My brother is in town, which is always a good reason for a big family dinner. We were all getting together at my sister’s yesterday for a traditional family favorite—homemade sauce, pasta, and breaded meat. Everyone will be there—Mom’s three children (my brother, sister, and me), her two grandchildren (my sister’s son and daughter, and their spouses), and her five great-granddaughters. Four generations.
Doing Our Part
My sister would be making eggplant and spaghetti squash. Mom and I were to make the sauce and the meat. In my family, we always just called it breaded meat, but it is essentially Milanese steak. Thin cuts coated with seasoned bread crumbs, pain fried, and finished off with lemon juice or sauce. I like mine with just lemon. Even though Mom’s entire heritage going back hundreds of years hailed from Sicily, apparently someone ventured north up the boot and picked up the technique!
She Remembers How To Make It – Sorta
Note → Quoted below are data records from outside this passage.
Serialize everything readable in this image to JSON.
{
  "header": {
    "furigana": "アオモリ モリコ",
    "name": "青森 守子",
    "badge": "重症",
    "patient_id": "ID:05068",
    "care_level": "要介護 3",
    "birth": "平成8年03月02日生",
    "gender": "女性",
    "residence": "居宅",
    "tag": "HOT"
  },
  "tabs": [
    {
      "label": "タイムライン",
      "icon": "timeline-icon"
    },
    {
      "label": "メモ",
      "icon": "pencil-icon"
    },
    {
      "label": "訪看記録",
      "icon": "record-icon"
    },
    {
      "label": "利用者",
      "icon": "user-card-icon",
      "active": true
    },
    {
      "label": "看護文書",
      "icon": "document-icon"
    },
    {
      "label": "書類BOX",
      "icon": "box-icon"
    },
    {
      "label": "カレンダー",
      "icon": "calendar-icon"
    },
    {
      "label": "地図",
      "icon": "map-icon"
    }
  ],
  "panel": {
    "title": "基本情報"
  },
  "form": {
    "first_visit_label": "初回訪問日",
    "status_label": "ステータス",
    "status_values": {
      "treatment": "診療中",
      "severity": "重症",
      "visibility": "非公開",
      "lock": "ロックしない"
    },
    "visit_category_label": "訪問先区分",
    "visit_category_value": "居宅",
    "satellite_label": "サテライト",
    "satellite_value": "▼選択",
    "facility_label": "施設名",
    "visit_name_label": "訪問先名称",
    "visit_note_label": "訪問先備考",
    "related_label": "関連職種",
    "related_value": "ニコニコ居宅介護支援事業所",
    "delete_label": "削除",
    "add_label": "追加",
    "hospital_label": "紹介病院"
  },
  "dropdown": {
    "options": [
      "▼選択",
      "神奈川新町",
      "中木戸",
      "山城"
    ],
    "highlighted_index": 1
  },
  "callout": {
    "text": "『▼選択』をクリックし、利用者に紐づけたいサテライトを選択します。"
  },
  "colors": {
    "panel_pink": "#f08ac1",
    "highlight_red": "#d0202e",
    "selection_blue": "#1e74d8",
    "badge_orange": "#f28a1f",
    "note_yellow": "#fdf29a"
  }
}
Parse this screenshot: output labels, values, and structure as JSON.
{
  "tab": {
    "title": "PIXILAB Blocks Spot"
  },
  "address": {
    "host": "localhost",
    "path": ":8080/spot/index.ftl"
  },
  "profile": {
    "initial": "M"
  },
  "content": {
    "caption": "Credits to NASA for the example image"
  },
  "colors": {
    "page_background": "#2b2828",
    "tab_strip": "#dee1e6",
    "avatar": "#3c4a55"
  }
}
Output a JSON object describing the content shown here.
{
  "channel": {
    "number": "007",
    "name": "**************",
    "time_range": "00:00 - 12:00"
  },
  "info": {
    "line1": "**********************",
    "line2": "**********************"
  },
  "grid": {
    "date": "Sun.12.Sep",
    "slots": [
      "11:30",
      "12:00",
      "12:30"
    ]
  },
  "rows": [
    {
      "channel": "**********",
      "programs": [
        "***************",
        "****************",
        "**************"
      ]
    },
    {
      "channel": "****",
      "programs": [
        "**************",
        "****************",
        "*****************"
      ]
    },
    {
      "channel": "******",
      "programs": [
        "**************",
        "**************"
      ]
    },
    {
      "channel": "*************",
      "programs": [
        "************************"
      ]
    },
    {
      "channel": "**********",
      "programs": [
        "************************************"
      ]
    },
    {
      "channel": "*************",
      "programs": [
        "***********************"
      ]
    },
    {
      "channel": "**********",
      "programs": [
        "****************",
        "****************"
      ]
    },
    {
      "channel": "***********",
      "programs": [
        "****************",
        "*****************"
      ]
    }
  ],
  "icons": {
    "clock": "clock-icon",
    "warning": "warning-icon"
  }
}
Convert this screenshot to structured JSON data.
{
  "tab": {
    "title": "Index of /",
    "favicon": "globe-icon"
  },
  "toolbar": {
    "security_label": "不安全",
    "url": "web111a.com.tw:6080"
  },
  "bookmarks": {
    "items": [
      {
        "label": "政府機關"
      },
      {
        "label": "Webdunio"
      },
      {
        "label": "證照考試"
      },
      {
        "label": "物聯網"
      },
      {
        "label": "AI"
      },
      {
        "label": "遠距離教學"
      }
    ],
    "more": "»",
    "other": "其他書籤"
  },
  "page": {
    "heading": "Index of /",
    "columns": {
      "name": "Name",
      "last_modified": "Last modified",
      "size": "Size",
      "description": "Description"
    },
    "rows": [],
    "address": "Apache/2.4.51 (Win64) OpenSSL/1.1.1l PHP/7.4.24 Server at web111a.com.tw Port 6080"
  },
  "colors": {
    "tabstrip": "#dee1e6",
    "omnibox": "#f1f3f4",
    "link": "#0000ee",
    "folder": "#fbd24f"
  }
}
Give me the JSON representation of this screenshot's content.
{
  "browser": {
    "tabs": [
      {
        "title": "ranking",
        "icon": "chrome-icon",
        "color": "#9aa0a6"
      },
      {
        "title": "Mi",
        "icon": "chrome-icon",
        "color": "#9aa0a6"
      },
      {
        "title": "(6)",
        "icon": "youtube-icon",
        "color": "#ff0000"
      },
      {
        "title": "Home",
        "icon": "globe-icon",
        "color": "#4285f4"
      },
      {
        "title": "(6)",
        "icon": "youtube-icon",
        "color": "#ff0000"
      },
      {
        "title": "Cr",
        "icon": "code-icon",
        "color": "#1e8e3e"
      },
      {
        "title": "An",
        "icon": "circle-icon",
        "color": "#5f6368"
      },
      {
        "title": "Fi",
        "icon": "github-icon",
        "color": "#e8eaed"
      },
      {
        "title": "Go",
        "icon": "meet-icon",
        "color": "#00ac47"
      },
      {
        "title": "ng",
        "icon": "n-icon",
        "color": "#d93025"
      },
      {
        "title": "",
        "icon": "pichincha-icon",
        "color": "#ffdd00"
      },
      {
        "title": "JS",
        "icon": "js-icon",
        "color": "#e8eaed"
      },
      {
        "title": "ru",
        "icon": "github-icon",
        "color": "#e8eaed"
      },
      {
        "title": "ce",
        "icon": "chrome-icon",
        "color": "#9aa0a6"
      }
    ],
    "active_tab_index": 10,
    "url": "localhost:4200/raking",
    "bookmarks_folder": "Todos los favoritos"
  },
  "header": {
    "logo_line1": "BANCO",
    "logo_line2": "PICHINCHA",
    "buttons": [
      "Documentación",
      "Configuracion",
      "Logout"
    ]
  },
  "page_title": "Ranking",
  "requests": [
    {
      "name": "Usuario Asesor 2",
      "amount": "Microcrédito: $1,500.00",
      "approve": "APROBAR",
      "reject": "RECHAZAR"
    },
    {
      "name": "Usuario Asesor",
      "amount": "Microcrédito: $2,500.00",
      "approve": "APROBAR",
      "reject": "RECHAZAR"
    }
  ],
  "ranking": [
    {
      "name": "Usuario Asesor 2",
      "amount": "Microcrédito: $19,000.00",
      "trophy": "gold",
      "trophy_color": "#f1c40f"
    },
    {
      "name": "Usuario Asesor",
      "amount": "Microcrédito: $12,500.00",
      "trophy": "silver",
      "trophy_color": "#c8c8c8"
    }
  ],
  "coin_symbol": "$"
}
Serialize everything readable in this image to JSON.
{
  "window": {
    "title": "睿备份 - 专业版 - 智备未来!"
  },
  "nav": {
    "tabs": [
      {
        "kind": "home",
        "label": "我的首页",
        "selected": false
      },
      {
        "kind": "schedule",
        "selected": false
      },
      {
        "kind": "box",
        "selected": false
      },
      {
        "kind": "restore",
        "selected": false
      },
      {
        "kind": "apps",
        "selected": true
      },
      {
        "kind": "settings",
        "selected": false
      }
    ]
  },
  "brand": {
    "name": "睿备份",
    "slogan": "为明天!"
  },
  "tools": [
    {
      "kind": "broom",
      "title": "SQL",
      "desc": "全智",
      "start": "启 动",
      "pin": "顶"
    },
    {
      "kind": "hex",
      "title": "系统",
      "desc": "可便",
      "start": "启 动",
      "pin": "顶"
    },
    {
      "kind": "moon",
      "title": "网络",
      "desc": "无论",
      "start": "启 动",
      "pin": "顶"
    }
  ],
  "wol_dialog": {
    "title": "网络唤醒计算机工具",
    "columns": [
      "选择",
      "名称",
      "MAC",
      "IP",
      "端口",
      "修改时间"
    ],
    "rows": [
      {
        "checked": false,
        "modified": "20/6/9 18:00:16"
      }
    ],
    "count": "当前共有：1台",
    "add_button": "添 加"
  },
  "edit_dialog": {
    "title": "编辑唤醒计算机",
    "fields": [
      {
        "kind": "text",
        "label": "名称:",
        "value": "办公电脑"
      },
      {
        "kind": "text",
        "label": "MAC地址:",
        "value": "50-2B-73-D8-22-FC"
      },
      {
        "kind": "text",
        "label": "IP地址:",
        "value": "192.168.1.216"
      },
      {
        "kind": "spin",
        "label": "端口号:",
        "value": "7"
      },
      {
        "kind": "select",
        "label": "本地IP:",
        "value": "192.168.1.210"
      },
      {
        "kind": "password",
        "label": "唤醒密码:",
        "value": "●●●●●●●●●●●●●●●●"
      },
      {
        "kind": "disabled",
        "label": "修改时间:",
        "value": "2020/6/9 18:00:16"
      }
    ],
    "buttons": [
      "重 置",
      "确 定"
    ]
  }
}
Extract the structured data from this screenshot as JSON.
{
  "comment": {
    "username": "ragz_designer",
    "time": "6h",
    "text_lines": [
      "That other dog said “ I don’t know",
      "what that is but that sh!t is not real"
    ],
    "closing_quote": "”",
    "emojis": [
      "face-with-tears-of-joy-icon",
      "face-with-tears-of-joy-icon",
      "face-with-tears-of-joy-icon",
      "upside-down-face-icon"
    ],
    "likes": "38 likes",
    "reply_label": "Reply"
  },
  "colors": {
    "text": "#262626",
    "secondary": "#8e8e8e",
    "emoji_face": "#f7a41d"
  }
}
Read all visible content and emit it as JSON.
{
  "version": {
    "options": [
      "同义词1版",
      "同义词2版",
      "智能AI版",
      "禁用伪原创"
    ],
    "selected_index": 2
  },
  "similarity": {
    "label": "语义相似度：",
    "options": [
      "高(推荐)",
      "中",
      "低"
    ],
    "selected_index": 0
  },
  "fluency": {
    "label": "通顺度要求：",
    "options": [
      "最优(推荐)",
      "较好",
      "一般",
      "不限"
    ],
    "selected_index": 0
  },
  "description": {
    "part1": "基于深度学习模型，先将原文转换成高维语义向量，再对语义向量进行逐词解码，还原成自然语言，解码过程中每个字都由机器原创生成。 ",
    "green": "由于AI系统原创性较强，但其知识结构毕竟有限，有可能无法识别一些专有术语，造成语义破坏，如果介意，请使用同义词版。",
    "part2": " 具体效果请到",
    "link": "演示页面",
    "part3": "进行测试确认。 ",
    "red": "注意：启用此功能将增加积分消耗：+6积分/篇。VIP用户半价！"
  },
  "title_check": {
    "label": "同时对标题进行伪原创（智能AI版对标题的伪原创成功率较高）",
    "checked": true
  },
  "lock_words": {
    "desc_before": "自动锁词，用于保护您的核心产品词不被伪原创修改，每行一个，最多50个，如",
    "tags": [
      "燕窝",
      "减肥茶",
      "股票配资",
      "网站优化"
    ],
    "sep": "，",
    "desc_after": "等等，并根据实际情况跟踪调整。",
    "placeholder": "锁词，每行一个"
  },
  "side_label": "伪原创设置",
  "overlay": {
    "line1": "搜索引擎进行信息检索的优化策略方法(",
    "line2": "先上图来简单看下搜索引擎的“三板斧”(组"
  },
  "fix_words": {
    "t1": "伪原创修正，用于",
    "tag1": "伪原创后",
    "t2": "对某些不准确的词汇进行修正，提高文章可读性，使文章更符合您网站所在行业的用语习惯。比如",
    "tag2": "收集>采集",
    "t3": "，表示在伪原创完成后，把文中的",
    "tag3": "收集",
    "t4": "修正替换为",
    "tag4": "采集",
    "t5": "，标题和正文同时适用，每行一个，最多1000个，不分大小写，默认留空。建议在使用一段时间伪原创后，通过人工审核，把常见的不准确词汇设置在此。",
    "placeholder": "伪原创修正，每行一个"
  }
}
Mom has been cooking, and cooking breaded meat, her entire life. One of the little things I’ve noticed, though, is that her muscle memory for cooking is beginning to atrophy. That doesn’t mean we don’t cook together. We cook together almost every night. She does the prep. I don’t let her near the stove. But the simple thing of peeling a carrot eludes her now. I give her the carrot. I give her the peeler. But she leaves half of the icky outside on the carrot. And when I tell her to peel more off, she tells me this is how she has always done it.
No, it’s not.
The same thing happened when I set her up at the dining room table for some industrial-scale breading.
The classic Milanese technique for breading is to go flour, egg, breadcrumbs. It’s how she’s always done it. It’s how she taught me to do it. But she insisted that she goes eggs, flour, eggs, breadcrumbs. Now, every time we make Milanese anything, be it steak or chicken, we have this conversation. Why a false memory has stuck in her brain is beyond me. But there it is. Wedged in tight.
It’s not about whether the breading technique is correct, or even effective. It’s this weird way that her memories have been skewed. It’s the way her habits have been altered. I’ve spent more time in my 50 years with my mother than any other person, living or dead. I know her like I know myself. She does things she never in a million years would have done before dementia.
She cuts directly on the counter if I don’t give her a cutting board.
She walks away from the fridge with the doors wide open.
She tries to peel a carrot with a paring knife if I don’t give her the peeler.
She wraps left overs in paper towel instead of foil or plastic wrap.
She reads in a dark room until I turn on the lights.
She cleans the wooden dining-room table with window cleaner if I don’t stop her.
She needs to be told how to dust.
It’s fascinating. And it’s sad.